Updated: Jan 3
Pioneering dub poet and author, Linton Kwesi Johnson used the power of spoken word to highlight police corruption, racism and inequality in British society. Born in 1952 in Jamaica, Linton moved to London in 1963 at a time of racial tensions.
Linton went on to read Sociology at Goldsmiths College, University of London. He joined the Black Panther movement in 1970, organising a poetry workshop and working with Rasta Love, a group of poets and percussionists.
Linton Kwesi Johnson's dub poetry called for an uprising and freedom for people living under the injustices. His haunting chants over a rhythmic baseline reflected the pain and suffering of the people. Linton has influenced a generation of poets, hip-hop artists and political activists. He became the second living poet, and the only black poet, to be published in the Penguin Classics series.

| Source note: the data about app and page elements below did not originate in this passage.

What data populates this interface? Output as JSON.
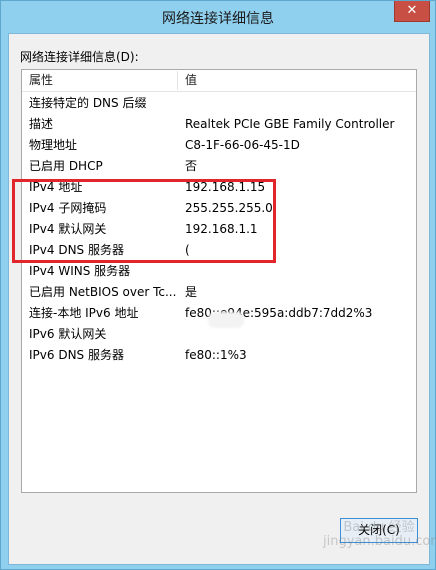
{
  "window": {
    "title": "网络连接详细信息",
    "close_glyph": "✕"
  },
  "group_label": "网络连接详细信息(D):",
  "table": {
    "columns": [
      "属性",
      "值"
    ],
    "rows": [
      {
        "property": "连接特定的 DNS 后缀",
        "value": ""
      },
      {
        "property": "描述",
        "value": "Realtek PCIe GBE Family Controller"
      },
      {
        "property": "物理地址",
        "value": "C8-1F-66-06-45-1D"
      },
      {
        "property": "已启用 DHCP",
        "value": "否"
      },
      {
        "property": "IPv4 地址",
        "value": "192.168.1.15"
      },
      {
        "property": "IPv4 子网掩码",
        "value": "255.255.255.0"
      },
      {
        "property": "IPv4 默认网关",
        "value": "192.168.1.1"
      },
      {
        "property": "IPv4 DNS 服务器",
        "value": "("
      },
      {
        "property": "IPv4 WINS 服务器",
        "value": ""
      },
      {
        "property": "已启用 NetBIOS over Tc...",
        "value": "是"
      },
      {
        "property": "连接-本地 IPv6 地址",
        "value": "fe80::e94e:595a:ddb7:7dd2%3"
      },
      {
        "property": "IPv6 默认网关",
        "value": ""
      },
      {
        "property": "IPv6 DNS 服务器",
        "value": "fe80::1%3"
      }
    ]
  },
  "buttons": {
    "close_label": "关闭(C)"
  },
  "watermark": "Bai du 经验\njingyan.baidu.com",
  "colors": {
    "titlebar": "#8fd0ee",
    "close_button": "#c74f44",
    "highlight_box": "#e0262b"
  }
}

Residing in South London, Linton Kwesi Johnson's poetry for cultural expression and social change still resonates today.